Seine-Saint-Denis is characterized thus by a wide variety of agricultural practices, spread throughout the territory, and by the importance of the social and environmental role that goes beyond food and economic issues. The largest agricultural areas are located at the eastern end of the department and particularly the northeast with a major economic role. The fragmented areas remain in the North West and south of Seine-Saint-Denis, in turn linked to social and environmental issues. Finally, the center of the department, highly urbanized, has very few agricultural areas, just mostly home gardens.
These farming practices are the last living witnesses of the rich agricultural past in the department, one of the pillars of its identity. Vestiges of the past are preserved (the peach wall in Montreuil), but also in the landscape (vineyards, orchards or old rural roads turned into hiking trails), and in the names of some Sequano-Dionysiennes streets; forestry (Bondy forest, massif Aulnoy), in construction heritage, the farm in Noisy le Grand dating from the fifteenth century, rural houses in old Tremblay, Coubron or Epinay sur Seine, the tithe barn in Tremblay, the silage house in Vaujours), or equipment heritage (tools and agricultural machinery Ecomusée in la Courneuve) as well as the archives, municipal or departmental, in Bobigny. These vestiges underline the evolution of the agricultural landscape to this day.
Begun in Vaujours in the years 1850-1860, the straw trade was done by the "straw-worker". The work of straw-traders was to collect straw and to negotiate the sale for fodder and animal litter. This trade was lucrative and gave birth to an old expression "rich as a straw-worker".
The house of a straw-worker was characterized by a close courtyard. The facade building was divided into two parts with, on one side, a house on two levels and lofts to accommodate the carters and valets, and on the other, a large barn opening onto the street by a huge door the height of the building. The size of these doors was the same size of the carts pulled by horses, which, when loaded could reach four meters high and weigh up to five tons. It was to allow these impressive carts to move around that some of the streets in the old Vaujours town are very wide.

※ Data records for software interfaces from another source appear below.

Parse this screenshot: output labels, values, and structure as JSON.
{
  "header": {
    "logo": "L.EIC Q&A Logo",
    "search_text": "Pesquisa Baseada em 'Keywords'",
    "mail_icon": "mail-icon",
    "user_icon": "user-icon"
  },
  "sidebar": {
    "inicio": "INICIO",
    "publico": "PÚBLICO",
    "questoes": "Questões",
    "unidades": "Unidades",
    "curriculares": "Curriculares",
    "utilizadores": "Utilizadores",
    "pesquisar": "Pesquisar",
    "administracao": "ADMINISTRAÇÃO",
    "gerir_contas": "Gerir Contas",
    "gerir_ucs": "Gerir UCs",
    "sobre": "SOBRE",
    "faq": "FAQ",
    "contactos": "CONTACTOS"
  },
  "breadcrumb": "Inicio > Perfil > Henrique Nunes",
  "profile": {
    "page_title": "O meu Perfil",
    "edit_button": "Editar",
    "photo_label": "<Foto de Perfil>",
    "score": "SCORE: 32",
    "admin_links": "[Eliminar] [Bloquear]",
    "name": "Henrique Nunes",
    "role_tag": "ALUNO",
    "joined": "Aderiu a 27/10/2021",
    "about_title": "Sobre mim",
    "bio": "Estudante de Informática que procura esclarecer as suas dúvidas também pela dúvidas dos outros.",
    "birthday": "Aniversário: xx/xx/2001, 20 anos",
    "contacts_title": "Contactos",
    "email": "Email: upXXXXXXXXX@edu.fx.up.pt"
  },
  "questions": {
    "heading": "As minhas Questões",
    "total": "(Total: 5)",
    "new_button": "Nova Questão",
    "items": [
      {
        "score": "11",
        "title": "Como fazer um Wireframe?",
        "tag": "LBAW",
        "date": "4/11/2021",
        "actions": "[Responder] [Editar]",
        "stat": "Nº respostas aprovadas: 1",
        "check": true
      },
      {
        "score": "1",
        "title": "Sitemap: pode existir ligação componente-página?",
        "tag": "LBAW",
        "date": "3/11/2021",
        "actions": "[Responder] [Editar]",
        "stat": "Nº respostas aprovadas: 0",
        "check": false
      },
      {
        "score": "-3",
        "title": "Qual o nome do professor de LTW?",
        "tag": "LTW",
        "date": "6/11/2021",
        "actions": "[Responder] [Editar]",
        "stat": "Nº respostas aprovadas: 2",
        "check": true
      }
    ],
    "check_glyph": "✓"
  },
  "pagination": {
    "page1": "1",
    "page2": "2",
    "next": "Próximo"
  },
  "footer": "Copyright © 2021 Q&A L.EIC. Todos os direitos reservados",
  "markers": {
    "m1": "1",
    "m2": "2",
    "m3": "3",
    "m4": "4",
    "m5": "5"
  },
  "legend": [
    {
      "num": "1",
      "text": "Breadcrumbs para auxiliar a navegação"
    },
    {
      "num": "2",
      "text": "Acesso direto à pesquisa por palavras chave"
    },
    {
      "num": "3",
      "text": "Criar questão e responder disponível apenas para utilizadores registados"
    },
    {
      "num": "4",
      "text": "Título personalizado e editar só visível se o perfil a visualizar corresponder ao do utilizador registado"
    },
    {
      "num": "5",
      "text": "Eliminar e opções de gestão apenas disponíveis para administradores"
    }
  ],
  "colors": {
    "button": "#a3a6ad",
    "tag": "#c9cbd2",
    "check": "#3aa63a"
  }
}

At Vaujours, it is still possible to see some of these building; the last straw-worker ceased all activity in 1983.